### Work order
Return each record unchanged and drop the images.

### Records for the exercise
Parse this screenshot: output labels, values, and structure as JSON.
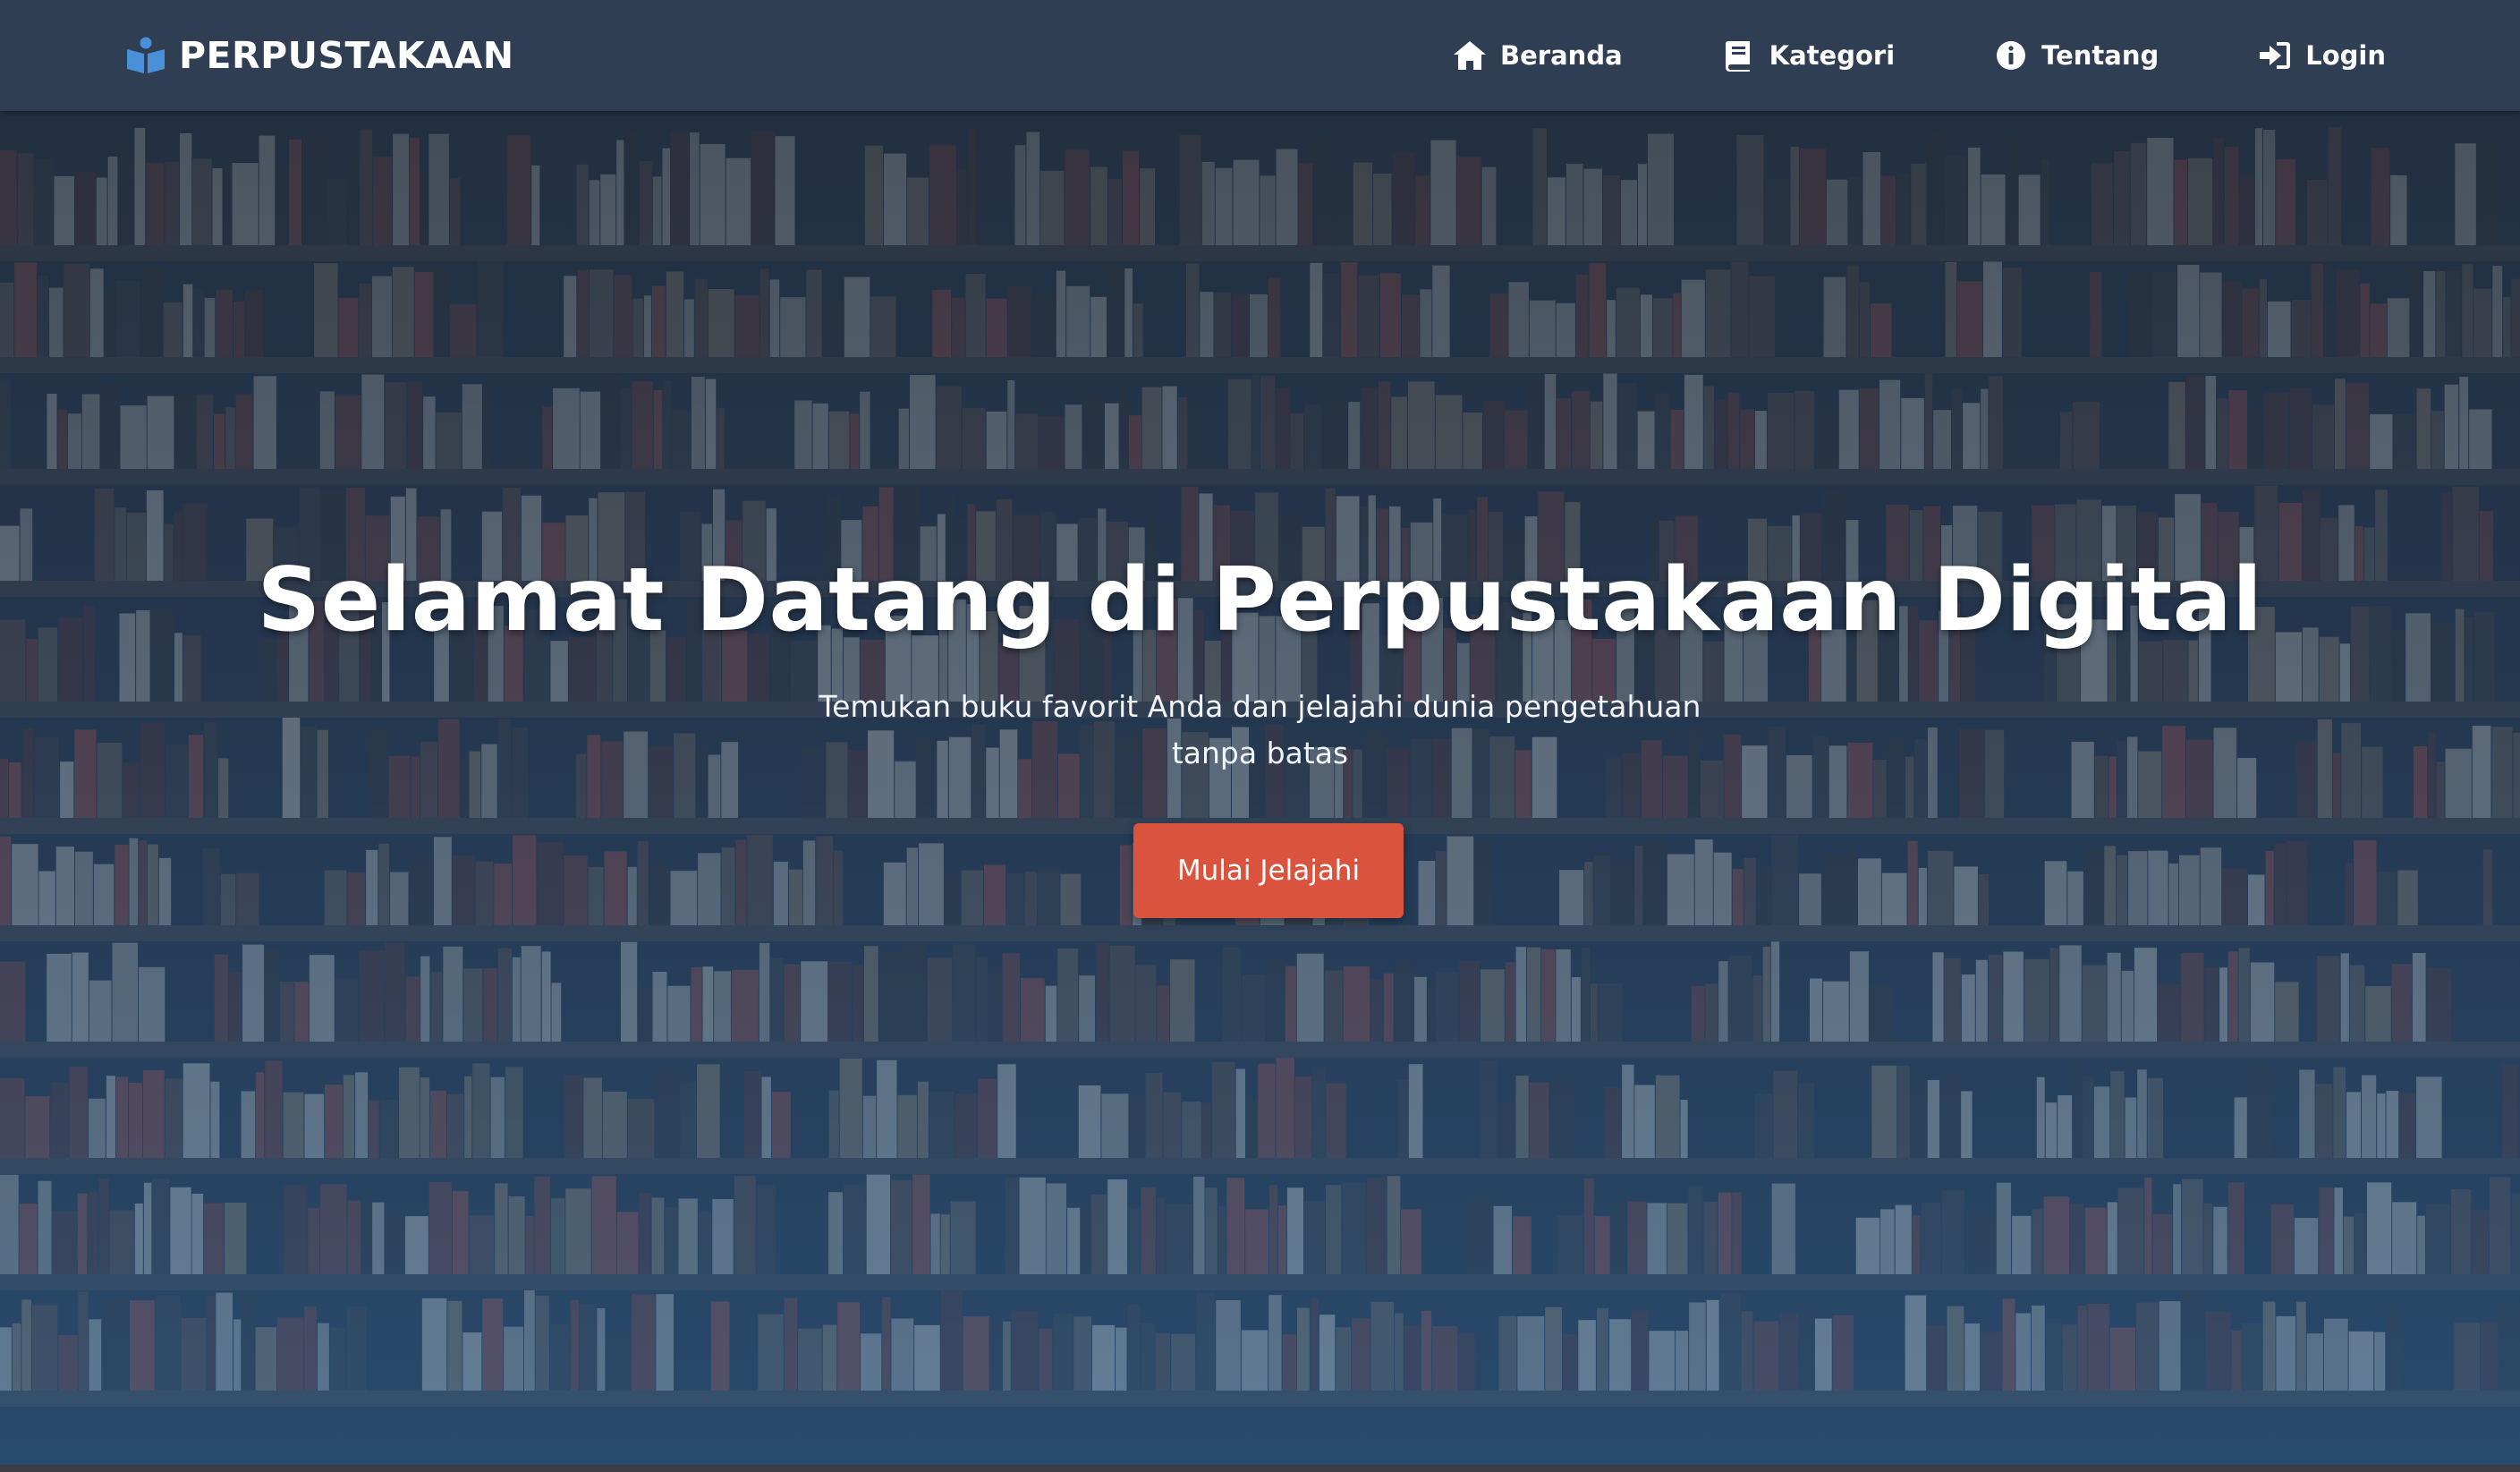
{
  "header": {
    "brand": "PERPUSTAKAAN",
    "brand_icon": "book-reader-icon",
    "nav": [
      {
        "label": "Beranda",
        "icon": "home-icon"
      },
      {
        "label": "Kategori",
        "icon": "book-icon"
      },
      {
        "label": "Tentang",
        "icon": "info-circle-icon"
      },
      {
        "label": "Login",
        "icon": "sign-in-icon"
      }
    ]
  },
  "hero": {
    "title": "Selamat Datang di Perpustakaan Digital",
    "subtitle": "Temukan buku favorit Anda dan jelajahi dunia pengetahuan tanpa batas",
    "cta_label": "Mulai Jelajahi"
  },
  "colors": {
    "navbar": "#2f3e52",
    "cta": "#d9533f",
    "brand_icon": "#4a90d9"
  }
}
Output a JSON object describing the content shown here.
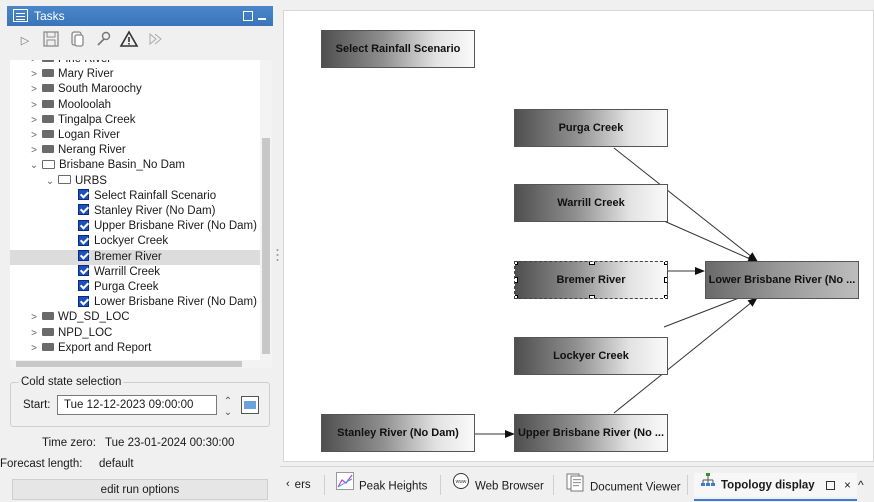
{
  "tasks_panel": {
    "title": "Tasks",
    "tree": [
      {
        "label": "Pine River",
        "level": 1,
        "type": "folder"
      },
      {
        "label": "Mary River",
        "level": 1,
        "type": "folder"
      },
      {
        "label": "South Maroochy",
        "level": 1,
        "type": "folder"
      },
      {
        "label": "Mooloolah",
        "level": 1,
        "type": "folder"
      },
      {
        "label": "Tingalpa Creek",
        "level": 1,
        "type": "folder"
      },
      {
        "label": "Logan River",
        "level": 1,
        "type": "folder"
      },
      {
        "label": "Nerang River",
        "level": 1,
        "type": "folder"
      },
      {
        "label": "Brisbane Basin_No Dam",
        "level": 1,
        "type": "folder-open"
      },
      {
        "label": "URBS",
        "level": 2,
        "type": "folder-open"
      },
      {
        "label": "Select Rainfall Scenario",
        "level": 3,
        "type": "check"
      },
      {
        "label": "Stanley River (No Dam)",
        "level": 3,
        "type": "check"
      },
      {
        "label": "Upper Brisbane River (No Dam)",
        "level": 3,
        "type": "check"
      },
      {
        "label": "Lockyer Creek",
        "level": 3,
        "type": "check"
      },
      {
        "label": "Bremer River",
        "level": 3,
        "type": "check",
        "selected": true
      },
      {
        "label": "Warrill Creek",
        "level": 3,
        "type": "check"
      },
      {
        "label": "Purga Creek",
        "level": 3,
        "type": "check"
      },
      {
        "label": "Lower Brisbane River (No Dam)",
        "level": 3,
        "type": "check"
      },
      {
        "label": "WD_SD_LOC",
        "level": 1,
        "type": "folder"
      },
      {
        "label": "NPD_LOC",
        "level": 1,
        "type": "folder"
      },
      {
        "label": "Export and Report",
        "level": 1,
        "type": "folder"
      }
    ],
    "cold_state": {
      "legend": "Cold state selection",
      "start_label": "Start:",
      "start_value": "Tue 12-12-2023 09:00:00"
    },
    "time_zero_label": "Time zero:",
    "time_zero_value": "Tue 23-01-2024 00:30:00",
    "forecast_label": "Forecast length:",
    "forecast_value": "default",
    "edit_run_label": "edit run options"
  },
  "topology": {
    "nodes": {
      "select_rainfall": "Select Rainfall Scenario",
      "purga": "Purga Creek",
      "warrill": "Warrill Creek",
      "bremer": "Bremer River",
      "lower_brisbane": "Lower Brisbane River (No ...",
      "lockyer": "Lockyer Creek",
      "stanley": "Stanley River (No Dam)",
      "upper_brisbane": "Upper Brisbane River (No ..."
    }
  },
  "tabs": {
    "partial": "ers",
    "peak_heights": "Peak Heights",
    "web_browser": "Web Browser",
    "document_viewer": "Document Viewer",
    "topology_display": "Topology display"
  },
  "colors": {
    "title_bar": "#3975b9",
    "checkbox": "#1d4fbf",
    "tab_underline": "#3a7bd5"
  }
}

### Exercise answer
Parse this screenshot: output labels, values, and structure as JSON.
{
  "header": {
    "brand": "PERPUSTAKAAN",
    "brand_icon": "book-reader-icon",
    "nav": [
      {
        "label": "Beranda",
        "icon": "home-icon"
      },
      {
        "label": "Kategori",
        "icon": "book-icon"
      },
      {
        "label": "Tentang",
        "icon": "info-circle-icon"
      },
      {
        "label": "Login",
        "icon": "sign-in-icon"
      }
    ]
  },
  "hero": {
    "title": "Selamat Datang di Perpustakaan Digital",
    "subtitle": "Temukan buku favorit Anda dan jelajahi dunia pengetahuan tanpa batas",
    "cta_label": "Mulai Jelajahi"
  },
  "colors": {
    "navbar": "#2f3e52",
    "cta": "#d9533f",
    "brand_icon": "#4a90d9"
  }
}
Output a JSON object describing the content shown here.
{
  "tasks_panel": {
    "title": "Tasks",
    "tree": [
      {
        "label": "Pine River",
        "level": 1,
        "type": "folder"
      },
      {
        "label": "Mary River",
        "level": 1,
        "type": "folder"
      },
      {
        "label": "South Maroochy",
        "level": 1,
        "type": "folder"
      },
      {
        "label": "Mooloolah",
        "level": 1,
        "type": "folder"
      },
      {
        "label": "Tingalpa Creek",
        "level": 1,
        "type": "folder"
      },
      {
        "label": "Logan River",
        "level": 1,
        "type": "folder"
      },
      {
        "label": "Nerang River",
        "level": 1,
        "type": "folder"
      },
      {
        "label": "Brisbane Basin_No Dam",
        "level": 1,
        "type": "folder-open"
      },
      {
        "label": "URBS",
        "level": 2,
        "type": "folder-open"
      },
      {
        "label": "Select Rainfall Scenario",
        "level": 3,
        "type": "check"
      },
      {
        "label": "Stanley River (No Dam)",
        "level": 3,
        "type": "check"
      },
      {
        "label": "Upper Brisbane River (No Dam)",
        "level": 3,
        "type": "check"
      },
      {
        "label": "Lockyer Creek",
        "level": 3,
        "type": "check"
      },
      {
        "label": "Bremer River",
        "level": 3,
        "type": "check",
        "selected": true
      },
      {
        "label": "Warrill Creek",
        "level": 3,
        "type": "check"
      },
      {
        "label": "Purga Creek",
        "level": 3,
        "type": "check"
      },
      {
        "label": "Lower Brisbane River (No Dam)",
        "level": 3,
        "type": "check"
      },
      {
        "label": "WD_SD_LOC",
        "level": 1,
        "type": "folder"
      },
      {
        "label": "NPD_LOC",
        "level": 1,
        "type": "folder"
      },
      {
        "label": "Export and Report",
        "level": 1,
        "type": "folder"
      }
    ],
    "cold_state": {
      "legend": "Cold state selection",
      "start_label": "Start:",
      "start_value": "Tue 12-12-2023 09:00:00"
    },
    "time_zero_label": "Time zero:",
    "time_zero_value": "Tue 23-01-2024 00:30:00",
    "forecast_label": "Forecast length:",
    "forecast_value": "default",
    "edit_run_label": "edit run options"
  },
  "topology": {
    "nodes": {
      "select_rainfall": "Select Rainfall Scenario",
      "purga": "Purga Creek",
      "warrill": "Warrill Creek",
      "bremer": "Bremer River",
      "lower_brisbane": "Lower Brisbane River (No ...",
      "lockyer": "Lockyer Creek",
      "stanley": "Stanley River (No Dam)",
      "upper_brisbane": "Upper Brisbane River (No ..."
    }
  },
  "tabs": {
    "partial": "ers",
    "peak_heights": "Peak Heights",
    "web_browser": "Web Browser",
    "document_viewer": "Document Viewer",
    "topology_display": "Topology display"
  },
  "colors": {
    "title_bar": "#3975b9",
    "checkbox": "#1d4fbf",
    "tab_underline": "#3a7bd5"
  }
}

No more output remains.